**Work required:** Give back the entire listing verbatim.

**Exercise material:**

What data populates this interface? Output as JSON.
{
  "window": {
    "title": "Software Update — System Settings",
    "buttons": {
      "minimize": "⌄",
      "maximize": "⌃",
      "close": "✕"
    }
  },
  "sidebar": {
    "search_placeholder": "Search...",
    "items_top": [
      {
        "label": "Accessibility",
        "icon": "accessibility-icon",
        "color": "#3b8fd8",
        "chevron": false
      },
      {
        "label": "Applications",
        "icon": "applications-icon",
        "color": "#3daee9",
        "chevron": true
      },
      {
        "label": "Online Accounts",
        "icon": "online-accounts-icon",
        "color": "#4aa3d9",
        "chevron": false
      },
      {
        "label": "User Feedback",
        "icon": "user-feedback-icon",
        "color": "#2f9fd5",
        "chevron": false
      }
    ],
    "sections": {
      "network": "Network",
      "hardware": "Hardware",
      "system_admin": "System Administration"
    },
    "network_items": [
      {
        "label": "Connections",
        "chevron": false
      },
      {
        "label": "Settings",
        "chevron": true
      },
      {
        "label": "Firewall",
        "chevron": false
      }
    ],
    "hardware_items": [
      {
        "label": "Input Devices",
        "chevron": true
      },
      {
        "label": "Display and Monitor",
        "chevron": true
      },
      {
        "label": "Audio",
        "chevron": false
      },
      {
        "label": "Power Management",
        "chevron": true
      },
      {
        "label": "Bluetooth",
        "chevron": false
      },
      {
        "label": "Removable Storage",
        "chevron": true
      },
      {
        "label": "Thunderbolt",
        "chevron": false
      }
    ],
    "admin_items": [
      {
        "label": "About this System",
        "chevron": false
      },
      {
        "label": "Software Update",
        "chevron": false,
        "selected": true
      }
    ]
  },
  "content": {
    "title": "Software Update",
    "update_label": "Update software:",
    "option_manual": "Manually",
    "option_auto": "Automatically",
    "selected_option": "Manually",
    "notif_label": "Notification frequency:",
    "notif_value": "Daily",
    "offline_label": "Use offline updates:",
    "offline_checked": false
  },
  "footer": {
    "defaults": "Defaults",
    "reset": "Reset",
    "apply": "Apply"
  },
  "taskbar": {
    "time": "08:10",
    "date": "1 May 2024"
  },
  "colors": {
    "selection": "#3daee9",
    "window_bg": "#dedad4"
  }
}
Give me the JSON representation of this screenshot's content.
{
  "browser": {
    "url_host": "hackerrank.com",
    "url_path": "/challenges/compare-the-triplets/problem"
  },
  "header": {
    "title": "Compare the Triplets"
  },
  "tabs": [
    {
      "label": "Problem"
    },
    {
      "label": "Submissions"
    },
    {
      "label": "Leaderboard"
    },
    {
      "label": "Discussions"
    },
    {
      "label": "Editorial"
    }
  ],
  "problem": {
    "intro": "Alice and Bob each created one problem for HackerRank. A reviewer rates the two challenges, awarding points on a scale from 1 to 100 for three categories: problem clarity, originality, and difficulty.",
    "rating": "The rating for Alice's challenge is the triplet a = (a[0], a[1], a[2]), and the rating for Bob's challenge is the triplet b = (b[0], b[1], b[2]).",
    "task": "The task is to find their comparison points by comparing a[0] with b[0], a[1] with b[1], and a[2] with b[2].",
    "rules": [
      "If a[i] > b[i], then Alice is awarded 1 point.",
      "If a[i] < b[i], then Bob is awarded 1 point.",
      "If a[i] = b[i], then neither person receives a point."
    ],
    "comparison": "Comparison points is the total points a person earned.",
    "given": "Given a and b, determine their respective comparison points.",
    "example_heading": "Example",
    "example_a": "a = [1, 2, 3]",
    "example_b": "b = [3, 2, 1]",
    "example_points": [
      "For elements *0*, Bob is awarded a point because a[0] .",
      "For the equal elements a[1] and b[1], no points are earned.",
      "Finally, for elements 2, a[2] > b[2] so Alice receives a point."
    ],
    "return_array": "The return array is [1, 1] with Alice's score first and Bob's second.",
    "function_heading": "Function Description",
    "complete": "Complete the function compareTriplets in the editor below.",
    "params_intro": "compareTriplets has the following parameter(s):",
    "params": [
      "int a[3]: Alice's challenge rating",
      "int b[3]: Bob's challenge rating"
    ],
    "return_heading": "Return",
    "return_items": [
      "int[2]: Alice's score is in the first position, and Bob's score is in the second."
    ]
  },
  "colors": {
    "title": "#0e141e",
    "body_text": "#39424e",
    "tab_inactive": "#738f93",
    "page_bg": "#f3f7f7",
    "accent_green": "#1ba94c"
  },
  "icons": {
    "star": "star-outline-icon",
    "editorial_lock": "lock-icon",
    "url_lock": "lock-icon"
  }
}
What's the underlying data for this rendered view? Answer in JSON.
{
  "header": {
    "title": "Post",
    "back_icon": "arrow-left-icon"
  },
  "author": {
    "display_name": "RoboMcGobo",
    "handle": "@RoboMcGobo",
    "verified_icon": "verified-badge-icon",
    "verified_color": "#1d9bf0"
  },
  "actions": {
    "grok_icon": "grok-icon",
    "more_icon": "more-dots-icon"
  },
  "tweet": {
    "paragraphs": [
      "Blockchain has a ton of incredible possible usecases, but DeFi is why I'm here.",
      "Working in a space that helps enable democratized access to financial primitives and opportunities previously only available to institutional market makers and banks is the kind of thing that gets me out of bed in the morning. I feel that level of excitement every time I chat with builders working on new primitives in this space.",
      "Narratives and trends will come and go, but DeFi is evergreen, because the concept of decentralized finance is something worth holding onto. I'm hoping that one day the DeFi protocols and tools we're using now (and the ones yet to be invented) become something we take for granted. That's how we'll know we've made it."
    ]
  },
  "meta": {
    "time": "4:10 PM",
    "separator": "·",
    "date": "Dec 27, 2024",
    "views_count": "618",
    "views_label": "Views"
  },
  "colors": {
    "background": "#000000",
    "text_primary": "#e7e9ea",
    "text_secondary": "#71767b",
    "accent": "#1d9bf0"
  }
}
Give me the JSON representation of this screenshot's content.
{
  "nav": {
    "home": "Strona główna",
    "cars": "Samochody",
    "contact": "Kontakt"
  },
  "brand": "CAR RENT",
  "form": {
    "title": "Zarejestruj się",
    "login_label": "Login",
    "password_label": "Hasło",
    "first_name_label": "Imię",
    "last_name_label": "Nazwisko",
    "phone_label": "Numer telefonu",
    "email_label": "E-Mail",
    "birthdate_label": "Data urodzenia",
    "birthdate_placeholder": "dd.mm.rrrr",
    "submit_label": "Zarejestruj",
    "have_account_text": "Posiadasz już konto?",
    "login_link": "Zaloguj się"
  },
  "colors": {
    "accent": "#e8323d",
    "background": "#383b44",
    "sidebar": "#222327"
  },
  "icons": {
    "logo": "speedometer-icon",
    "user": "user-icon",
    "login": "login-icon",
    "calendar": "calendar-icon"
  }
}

**Problem solution:**
What data populates this interface? Output as JSON.
{
  "window": {
    "title": "Software Update — System Settings",
    "buttons": {
      "minimize": "⌄",
      "maximize": "⌃",
      "close": "✕"
    }
  },
  "sidebar": {
    "search_placeholder": "Search...",
    "items_top": [
      {
        "label": "Accessibility",
        "icon": "accessibility-icon",
        "color": "#3b8fd8",
        "chevron": false
      },
      {
        "label": "Applications",
        "icon": "applications-icon",
        "color": "#3daee9",
        "chevron": true
      },
      {
        "label": "Online Accounts",
        "icon": "online-accounts-icon",
        "color": "#4aa3d9",
        "chevron": false
      },
      {
        "label": "User Feedback",
        "icon": "user-feedback-icon",
        "color": "#2f9fd5",
        "chevron": false
      }
    ],
    "sections": {
      "network": "Network",
      "hardware": "Hardware",
      "system_admin": "System Administration"
    },
    "network_items": [
      {
        "label": "Connections",
        "chevron": false
      },
      {
        "label": "Settings",
        "chevron": true
      },
      {
        "label": "Firewall",
        "chevron": false
      }
    ],
    "hardware_items": [
      {
        "label": "Input Devices",
        "chevron": true
      },
      {
        "label": "Display and Monitor",
        "chevron": true
      },
      {
        "label": "Audio",
        "chevron": false
      },
      {
        "label": "Power Management",
        "chevron": true
      },
      {
        "label": "Bluetooth",
        "chevron": false
      },
      {
        "label": "Removable Storage",
        "chevron": true
      },
      {
        "label": "Thunderbolt",
        "chevron": false
      }
    ],
    "admin_items": [
      {
        "label": "About this System",
        "chevron": false
      },
      {
        "label": "Software Update",
        "chevron": false,
        "selected": true
      }
    ]
  },
  "content": {
    "title": "Software Update",
    "update_label": "Update software:",
    "option_manual": "Manually",
    "option_auto": "Automatically",
    "selected_option": "Manually",
    "notif_label": "Notification frequency:",
    "notif_value": "Daily",
    "offline_label": "Use offline updates:",
    "offline_checked": false
  },
  "footer": {
    "defaults": "Defaults",
    "reset": "Reset",
    "apply": "Apply"
  },
  "taskbar": {
    "time": "08:10",
    "date": "1 May 2024"
  },
  "colors": {
    "selection": "#3daee9",
    "window_bg": "#dedad4"
  }
}
Give me the JSON representation of this screenshot's content.
{
  "browser": {
    "url_host": "hackerrank.com",
    "url_path": "/challenges/compare-the-triplets/problem"
  },
  "header": {
    "title": "Compare the Triplets"
  },
  "tabs": [
    {
      "label": "Problem"
    },
    {
      "label": "Submissions"
    },
    {
      "label": "Leaderboard"
    },
    {
      "label": "Discussions"
    },
    {
      "label": "Editorial"
    }
  ],
  "problem": {
    "intro": "Alice and Bob each created one problem for HackerRank. A reviewer rates the two challenges, awarding points on a scale from 1 to 100 for three categories: problem clarity, originality, and difficulty.",
    "rating": "The rating for Alice's challenge is the triplet a = (a[0], a[1], a[2]), and the rating for Bob's challenge is the triplet b = (b[0], b[1], b[2]).",
    "task": "The task is to find their comparison points by comparing a[0] with b[0], a[1] with b[1], and a[2] with b[2].",
    "rules": [
      "If a[i] > b[i], then Alice is awarded 1 point.",
      "If a[i] < b[i], then Bob is awarded 1 point.",
      "If a[i] = b[i], then neither person receives a point."
    ],
    "comparison": "Comparison points is the total points a person earned.",
    "given": "Given a and b, determine their respective comparison points.",
    "example_heading": "Example",
    "example_a": "a = [1, 2, 3]",
    "example_b": "b = [3, 2, 1]",
    "example_points": [
      "For elements *0*, Bob is awarded a point because a[0] .",
      "For the equal elements a[1] and b[1], no points are earned.",
      "Finally, for elements 2, a[2] > b[2] so Alice receives a point."
    ],
    "return_array": "The return array is [1, 1] with Alice's score first and Bob's second.",
    "function_heading": "Function Description",
    "complete": "Complete the function compareTriplets in the editor below.",
    "params_intro": "compareTriplets has the following parameter(s):",
    "params": [
      "int a[3]: Alice's challenge rating",
      "int b[3]: Bob's challenge rating"
    ],
    "return_heading": "Return",
    "return_items": [
      "int[2]: Alice's score is in the first position, and Bob's score is in the second."
    ]
  },
  "colors": {
    "title": "#0e141e",
    "body_text": "#39424e",
    "tab_inactive": "#738f93",
    "page_bg": "#f3f7f7",
    "accent_green": "#1ba94c"
  },
  "icons": {
    "star": "star-outline-icon",
    "editorial_lock": "lock-icon",
    "url_lock": "lock-icon"
  }
}
What's the underlying data for this rendered view? Answer in JSON.
{
  "header": {
    "title": "Post",
    "back_icon": "arrow-left-icon"
  },
  "author": {
    "display_name": "RoboMcGobo",
    "handle": "@RoboMcGobo",
    "verified_icon": "verified-badge-icon",
    "verified_color": "#1d9bf0"
  },
  "actions": {
    "grok_icon": "grok-icon",
    "more_icon": "more-dots-icon"
  },
  "tweet": {
    "paragraphs": [
      "Blockchain has a ton of incredible possible usecases, but DeFi is why I'm here.",
      "Working in a space that helps enable democratized access to financial primitives and opportunities previously only available to institutional market makers and banks is the kind of thing that gets me out of bed in the morning. I feel that level of excitement every time I chat with builders working on new primitives in this space.",
      "Narratives and trends will come and go, but DeFi is evergreen, because the concept of decentralized finance is something worth holding onto. I'm hoping that one day the DeFi protocols and tools we're using now (and the ones yet to be invented) become something we take for granted. That's how we'll know we've made it."
    ]
  },
  "meta": {
    "time": "4:10 PM",
    "separator": "·",
    "date": "Dec 27, 2024",
    "views_count": "618",
    "views_label": "Views"
  },
  "colors": {
    "background": "#000000",
    "text_primary": "#e7e9ea",
    "text_secondary": "#71767b",
    "accent": "#1d9bf0"
  }
}
Give me the JSON representation of this screenshot's content.
{
  "nav": {
    "home": "Strona główna",
    "cars": "Samochody",
    "contact": "Kontakt"
  },
  "brand": "CAR RENT",
  "form": {
    "title": "Zarejestruj się",
    "login_label": "Login",
    "password_label": "Hasło",
    "first_name_label": "Imię",
    "last_name_label": "Nazwisko",
    "phone_label": "Numer telefonu",
    "email_label": "E-Mail",
    "birthdate_label": "Data urodzenia",
    "birthdate_placeholder": "dd.mm.rrrr",
    "submit_label": "Zarejestruj",
    "have_account_text": "Posiadasz już konto?",
    "login_link": "Zaloguj się"
  },
  "colors": {
    "accent": "#e8323d",
    "background": "#383b44",
    "sidebar": "#222327"
  },
  "icons": {
    "logo": "speedometer-icon",
    "user": "user-icon",
    "login": "login-icon",
    "calendar": "calendar-icon"
  }
}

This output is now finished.